(Interface dataset entries)
------------------------------

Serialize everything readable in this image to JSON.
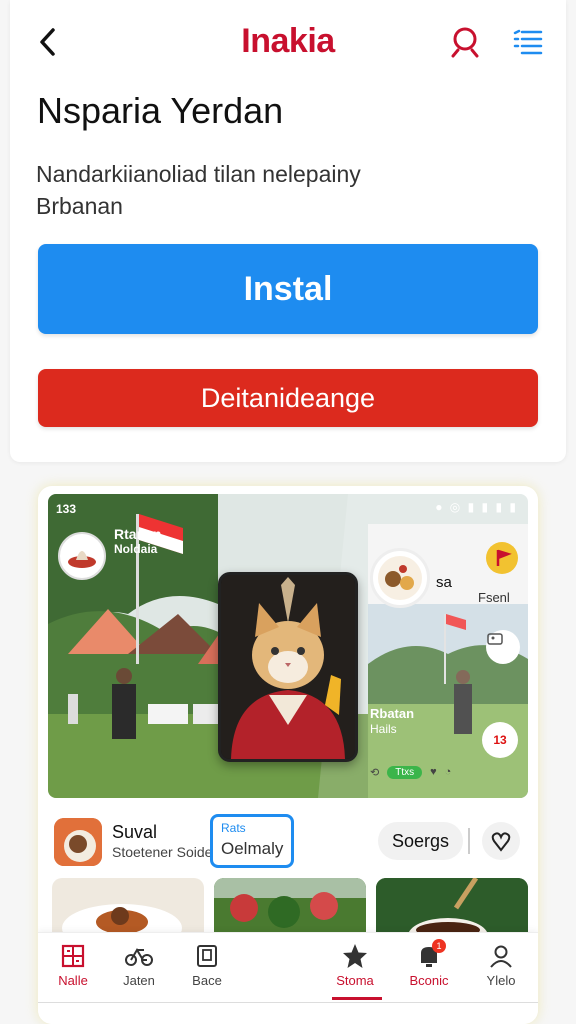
{
  "header": {
    "brand": "Inakia",
    "back_icon": "chevron-left-icon",
    "search_icon": "search-icon",
    "menu_icon": "list-menu-icon",
    "brand_color": "#c8102e"
  },
  "listing": {
    "title": "Nsparia Yerdan",
    "subtitle_line1": "Nandarkiianoliad tilan nelepainy",
    "subtitle_line2": "Brbanan",
    "install_label": "Instal",
    "secondary_label": "Deitanideange",
    "install_color": "#1e8cf0",
    "secondary_color": "#dc2a1e"
  },
  "preview": {
    "status_time": "133",
    "hero_chip": "Rtanan",
    "hero_chip2": "Noldaia",
    "right_label": "sa",
    "right_label2": "Fsenl",
    "inner_text1": "Rbatan",
    "inner_text2": "Hails",
    "inner_pill": "Ttxs",
    "badge_count": "13"
  },
  "app_row": {
    "name": "Suval",
    "sub": "Stoetener Soide",
    "rating_line1": "Rats",
    "rating_line2": "Oelmaly",
    "save_label": "Soergs"
  },
  "bottom_nav": {
    "items": [
      {
        "label": "Nalle",
        "icon": "home-grid-icon",
        "active": false
      },
      {
        "label": "Jaten",
        "icon": "bicycle-icon",
        "active": false
      },
      {
        "label": "Bace",
        "icon": "device-icon",
        "active": false
      },
      {
        "label": "Stoma",
        "icon": "star-icon",
        "active": true
      },
      {
        "label": "Bconic",
        "icon": "notification-icon",
        "active": false
      },
      {
        "label": "Ylelo",
        "icon": "profile-icon",
        "active": false
      }
    ],
    "notification_badge": "1"
  }
}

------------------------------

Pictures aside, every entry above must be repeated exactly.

Serialize everything readable in this image to JSON.
{
  "header": {
    "brand": "Inakia",
    "back_icon": "chevron-left-icon",
    "search_icon": "search-icon",
    "menu_icon": "list-menu-icon",
    "brand_color": "#c8102e"
  },
  "listing": {
    "title": "Nsparia Yerdan",
    "subtitle_line1": "Nandarkiianoliad tilan nelepainy",
    "subtitle_line2": "Brbanan",
    "install_label": "Instal",
    "secondary_label": "Deitanideange",
    "install_color": "#1e8cf0",
    "secondary_color": "#dc2a1e"
  },
  "preview": {
    "status_time": "133",
    "hero_chip": "Rtanan",
    "hero_chip2": "Noldaia",
    "right_label": "sa",
    "right_label2": "Fsenl",
    "inner_text1": "Rbatan",
    "inner_text2": "Hails",
    "inner_pill": "Ttxs",
    "badge_count": "13"
  },
  "app_row": {
    "name": "Suval",
    "sub": "Stoetener Soide",
    "rating_line1": "Rats",
    "rating_line2": "Oelmaly",
    "save_label": "Soergs"
  },
  "bottom_nav": {
    "items": [
      {
        "label": "Nalle",
        "icon": "home-grid-icon",
        "active": false
      },
      {
        "label": "Jaten",
        "icon": "bicycle-icon",
        "active": false
      },
      {
        "label": "Bace",
        "icon": "device-icon",
        "active": false
      },
      {
        "label": "Stoma",
        "icon": "star-icon",
        "active": true
      },
      {
        "label": "Bconic",
        "icon": "notification-icon",
        "active": false
      },
      {
        "label": "Ylelo",
        "icon": "profile-icon",
        "active": false
      }
    ],
    "notification_badge": "1"
  }
}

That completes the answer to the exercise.